As a toddler, Barry had been placed in a form of foster care, called “kinship care” in Richmond, Virginia. For years, he lived with different families, as his parents weren’t able to look after him. “I was going from home to home, living with friends of my parents. And that wasn’t stable,” he recalled, according to CBS News.
At 4 years old, his grandmother, Cora, took him in. The stability she offered him while growing up would go on and shape his future. “Becoming a foster parent was like a tribute to my grandmother because I could never pay her back, but I was definitely able to pay it forward,” he explained, according to People.
Barry applied to become a foster parent when he was just 21 years old in 2010. And a year later, he was allocated his second placement, Jaxon, then an 8-year-old boy. And at first, he had some trouble wrapping his head around the cultural difference. “I didn’t know he was supposed to be white, no one at the agency did. I was very surprised he was white, I had never worked with white children,” he said.

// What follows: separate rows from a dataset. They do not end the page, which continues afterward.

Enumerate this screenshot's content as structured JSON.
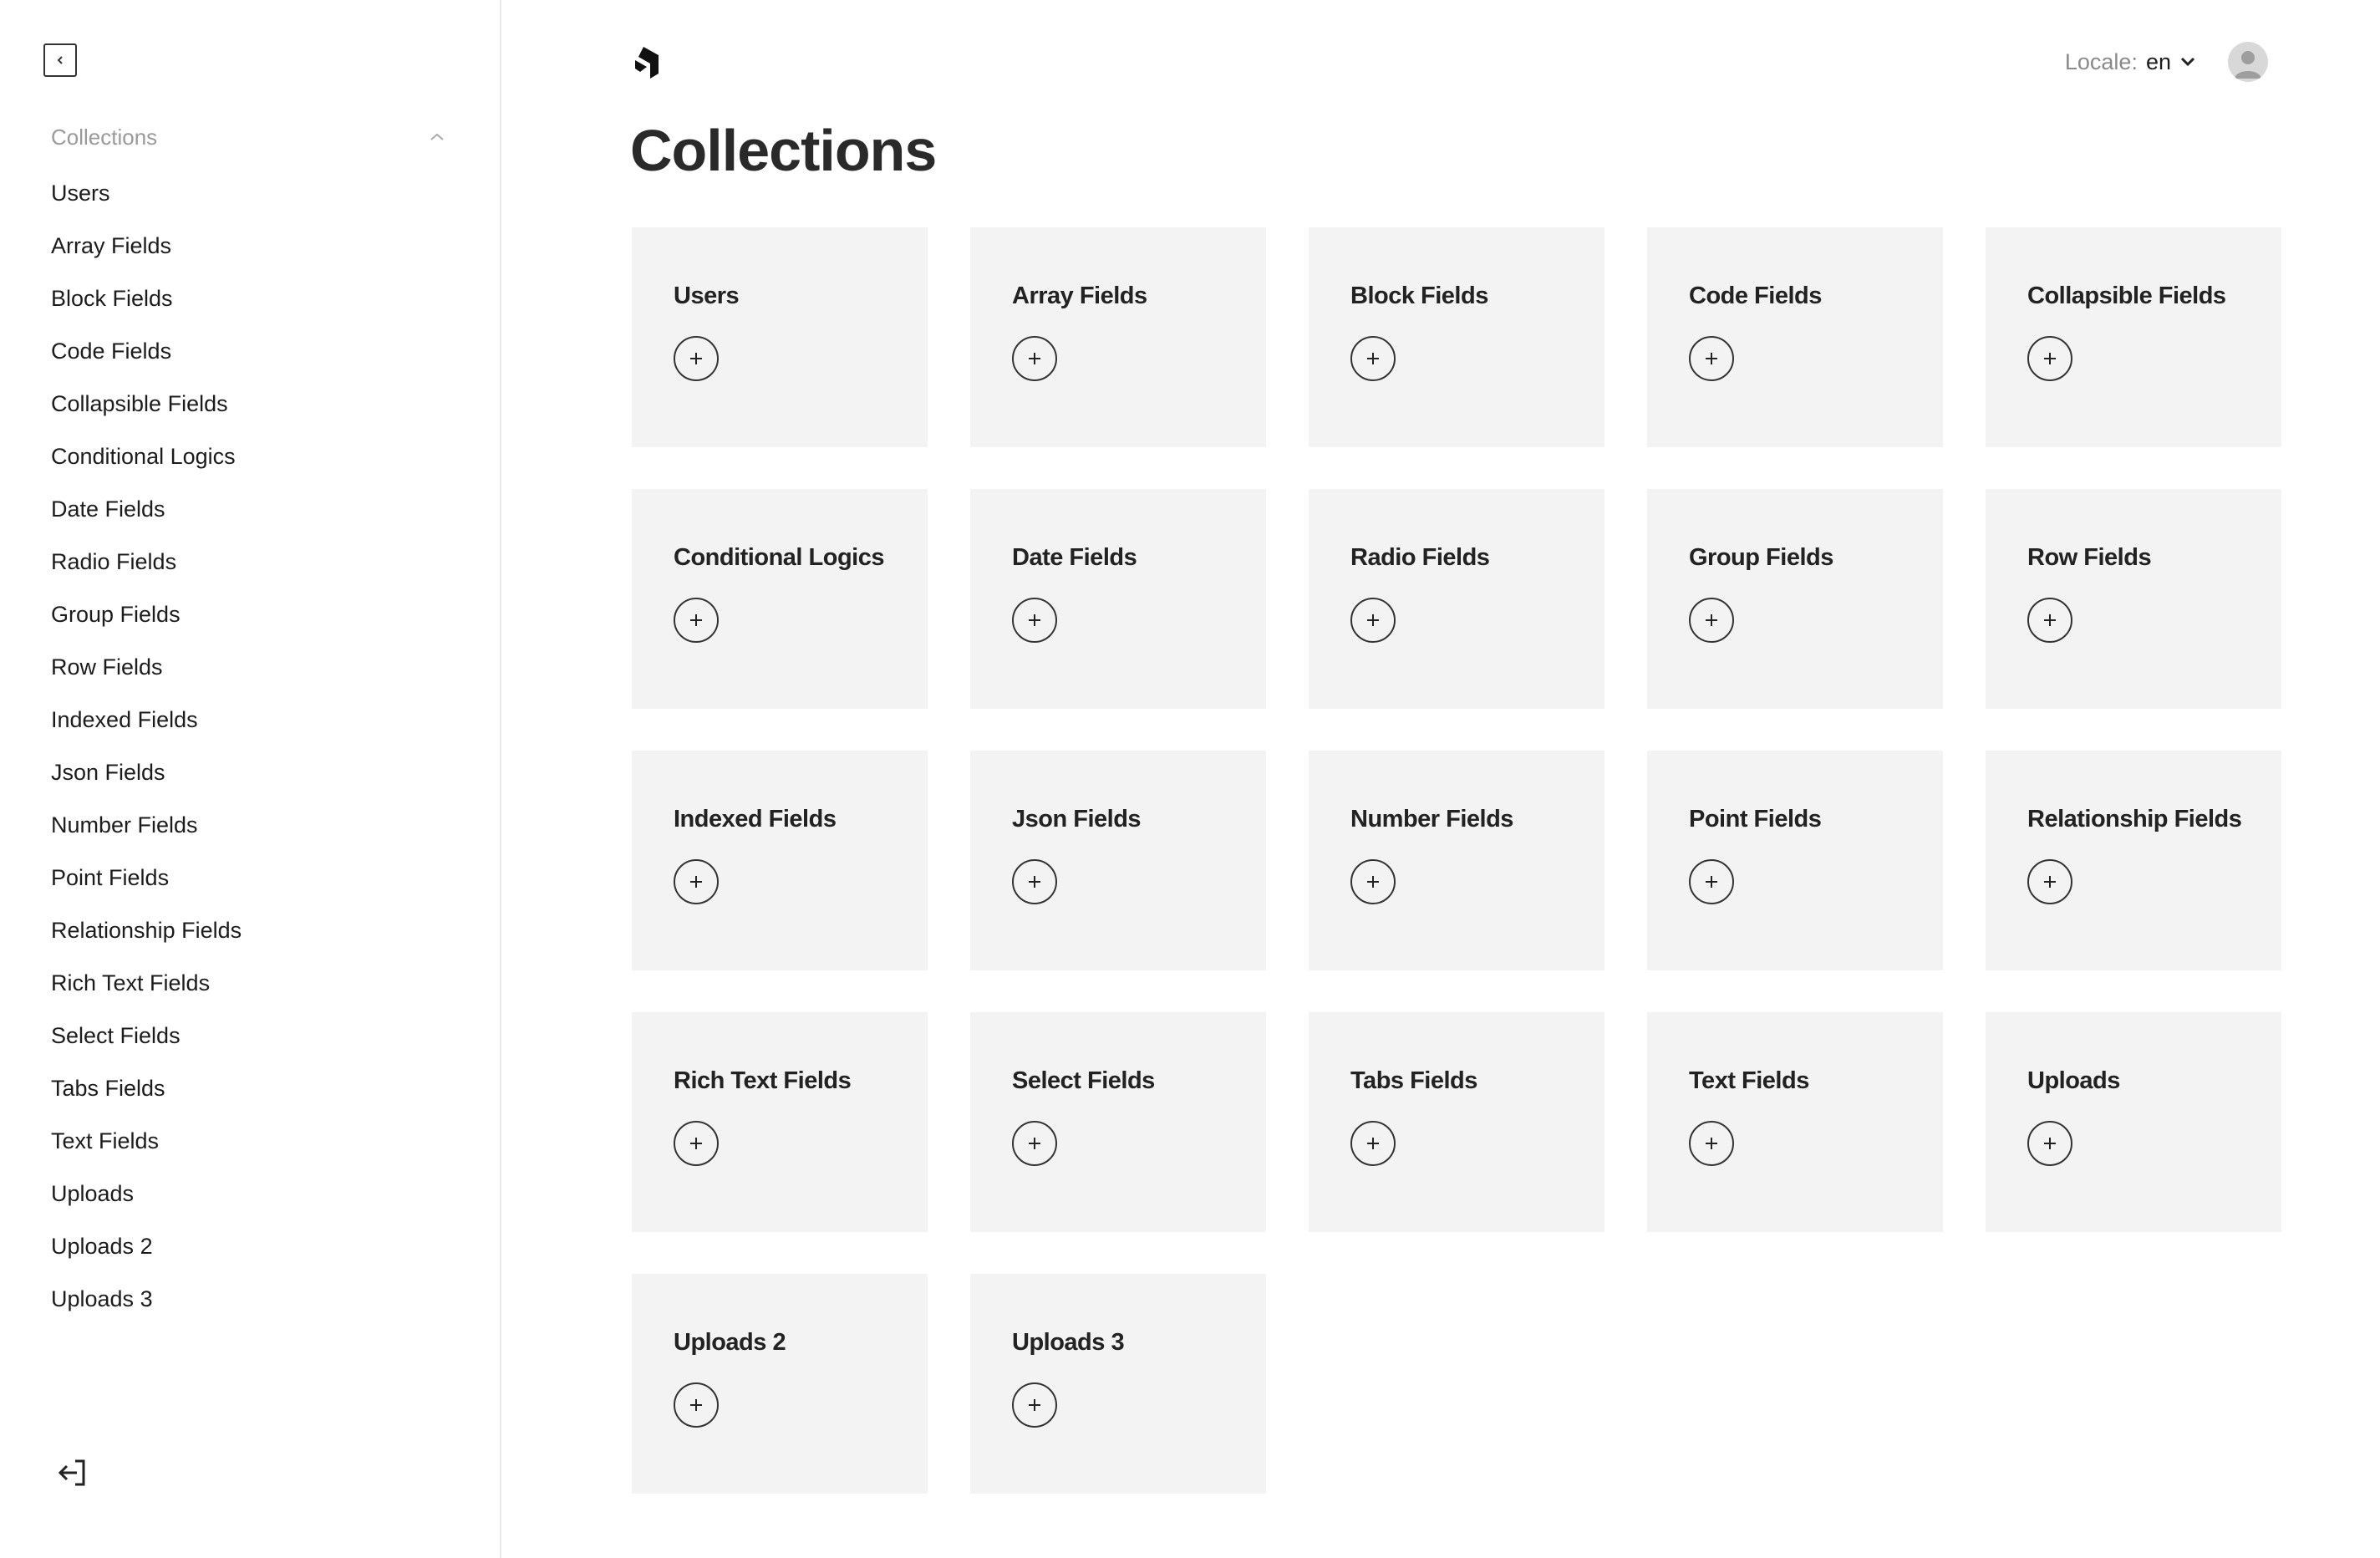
{
  "sidebar": {
    "group_label": "Collections",
    "items": [
      {
        "label": "Users",
        "slug": "users"
      },
      {
        "label": "Array Fields",
        "slug": "array-fields"
      },
      {
        "label": "Block Fields",
        "slug": "block-fields"
      },
      {
        "label": "Code Fields",
        "slug": "code-fields"
      },
      {
        "label": "Collapsible Fields",
        "slug": "collapsible-fields"
      },
      {
        "label": "Conditional Logics",
        "slug": "conditional-logics"
      },
      {
        "label": "Date Fields",
        "slug": "date-fields"
      },
      {
        "label": "Radio Fields",
        "slug": "radio-fields"
      },
      {
        "label": "Group Fields",
        "slug": "group-fields"
      },
      {
        "label": "Row Fields",
        "slug": "row-fields"
      },
      {
        "label": "Indexed Fields",
        "slug": "indexed-fields"
      },
      {
        "label": "Json Fields",
        "slug": "json-fields"
      },
      {
        "label": "Number Fields",
        "slug": "number-fields"
      },
      {
        "label": "Point Fields",
        "slug": "point-fields"
      },
      {
        "label": "Relationship Fields",
        "slug": "relationship-fields"
      },
      {
        "label": "Rich Text Fields",
        "slug": "rich-text-fields"
      },
      {
        "label": "Select Fields",
        "slug": "select-fields"
      },
      {
        "label": "Tabs Fields",
        "slug": "tabs-fields"
      },
      {
        "label": "Text Fields",
        "slug": "text-fields"
      },
      {
        "label": "Uploads",
        "slug": "uploads"
      },
      {
        "label": "Uploads 2",
        "slug": "uploads-2"
      },
      {
        "label": "Uploads 3",
        "slug": "uploads-3"
      }
    ]
  },
  "header": {
    "locale_label": "Locale:",
    "locale_value": "en"
  },
  "main": {
    "title": "Collections",
    "cards": [
      {
        "title": "Users",
        "slug": "users"
      },
      {
        "title": "Array Fields",
        "slug": "array-fields"
      },
      {
        "title": "Block Fields",
        "slug": "block-fields"
      },
      {
        "title": "Code Fields",
        "slug": "code-fields"
      },
      {
        "title": "Collapsible Fields",
        "slug": "collapsible-fields"
      },
      {
        "title": "Conditional Logics",
        "slug": "conditional-logics"
      },
      {
        "title": "Date Fields",
        "slug": "date-fields"
      },
      {
        "title": "Radio Fields",
        "slug": "radio-fields"
      },
      {
        "title": "Group Fields",
        "slug": "group-fields"
      },
      {
        "title": "Row Fields",
        "slug": "row-fields"
      },
      {
        "title": "Indexed Fields",
        "slug": "indexed-fields"
      },
      {
        "title": "Json Fields",
        "slug": "json-fields"
      },
      {
        "title": "Number Fields",
        "slug": "number-fields"
      },
      {
        "title": "Point Fields",
        "slug": "point-fields"
      },
      {
        "title": "Relationship Fields",
        "slug": "relationship-fields"
      },
      {
        "title": "Rich Text Fields",
        "slug": "rich-text-fields"
      },
      {
        "title": "Select Fields",
        "slug": "select-fields"
      },
      {
        "title": "Tabs Fields",
        "slug": "tabs-fields"
      },
      {
        "title": "Text Fields",
        "slug": "text-fields"
      },
      {
        "title": "Uploads",
        "slug": "uploads"
      },
      {
        "title": "Uploads 2",
        "slug": "uploads-2"
      },
      {
        "title": "Uploads 3",
        "slug": "uploads-3"
      }
    ]
  },
  "icons": {
    "collapse": "chevron-left-icon",
    "group_toggle": "chevron-up-icon",
    "logout": "logout-icon",
    "logo": "payload-logo",
    "locale_dropdown": "chevron-down-icon",
    "avatar": "user-avatar-icon",
    "add": "plus-icon"
  },
  "colors": {
    "card_background": "#f3f3f3",
    "text_primary": "#222222",
    "text_muted": "#9a9a9a",
    "border": "#e8e8e8"
  }
}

The new dad did, however, take the child in, and the father-son bond grew strong, so strong that in 2013, when Jaxon had an opportunity to be adopted, he instead asked Farmer to become his dad for good. “We went through the whole process. In court, we went to the judge and sat there at the table, and I told the judge that I will be responsible for him,” Barry recalled, according to WTVR.
Within a year, the opportunity presented itself to foster a second boy, then-8-year-old Xavier. And a few years later, in 2013, Barry officially adopted him as well.

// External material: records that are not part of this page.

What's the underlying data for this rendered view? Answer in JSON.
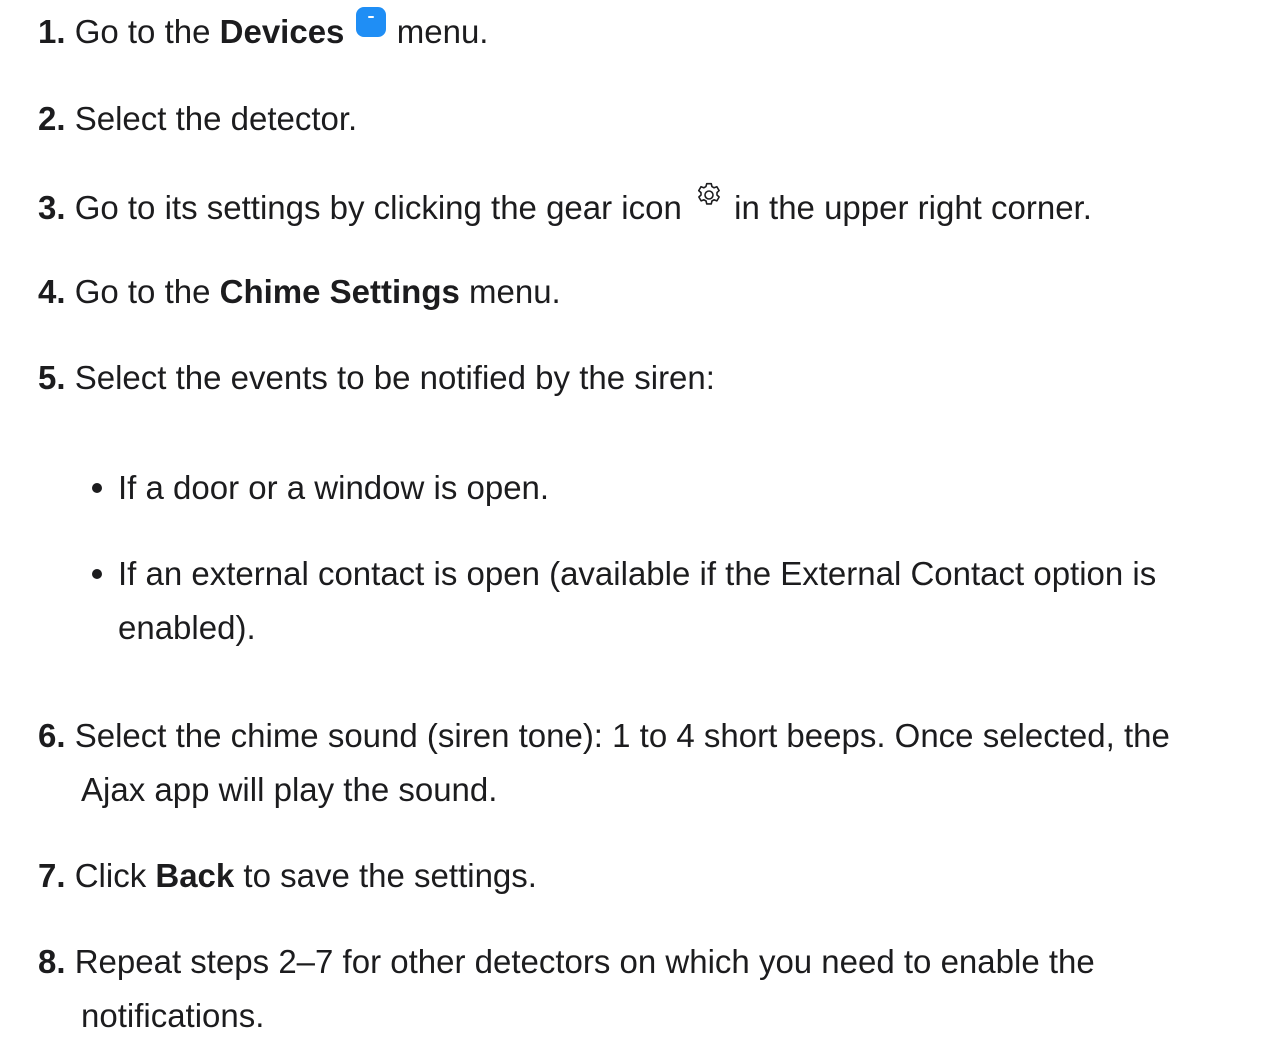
{
  "steps": [
    {
      "num": "1.",
      "pre": "Go to the ",
      "bold": "Devices",
      "post": " menu.",
      "icon": "devices-icon"
    },
    {
      "num": "2.",
      "text": "Select the detector."
    },
    {
      "num": "3.",
      "pre": "Go to its settings by clicking the gear icon ",
      "post": " in the upper right corner.",
      "icon": "gear-icon"
    },
    {
      "num": "4.",
      "pre": "Go to the ",
      "bold": "Chime Settings",
      "post": " menu."
    },
    {
      "num": "5.",
      "text": "Select the events to be notified by the siren:"
    },
    {
      "num": "6.",
      "line1": "Select the chime sound (siren tone): 1 to 4 short beeps. Once selected, the",
      "line2": "Ajax app will play the sound."
    },
    {
      "num": "7.",
      "pre": "Click ",
      "bold": "Back",
      "post": " to save the settings."
    },
    {
      "num": "8.",
      "line1": "Repeat steps 2–7 for other detectors on which you need to enable the",
      "line2": "notifications."
    }
  ],
  "bullets": [
    {
      "line1": "If a door or a window is open."
    },
    {
      "line1": "If an external contact is open (available if the External Contact option is",
      "line2": "enabled)."
    }
  ],
  "colors": {
    "text": "#1c1c1e",
    "devices_icon": "#1f8ef5"
  }
}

The family was completed in 2014 when they took in then-4-year-old Jeremiah for temporary respite care. “They welcomed him with open arms, as did I, so we adopted him as well,” Barry recalled.
Finding himself a single dad of three adopted white children while barely having turned 30 is not something Barry could have predicted. “I look in the mirror all the time, and if you would have told me 10 years ago that this would happen, I wouldn’t believe you,” he said. “I wished to be a father, but it wasn’t going to be this soon.”
Barry documents his experiences as a single dad on his personal blog and is a strong advocate for the adoption of older children. He also wrote an account of his compelling story for Love What Matters.
“You can look at older children simply as diamonds in the rough. Even a diamond that’s in the dirt is still a diamond. They just need help, polishing them up, and once you hold them up to the light they’re still the same diamond, they’re just a little more refined now,” he poignantly noted.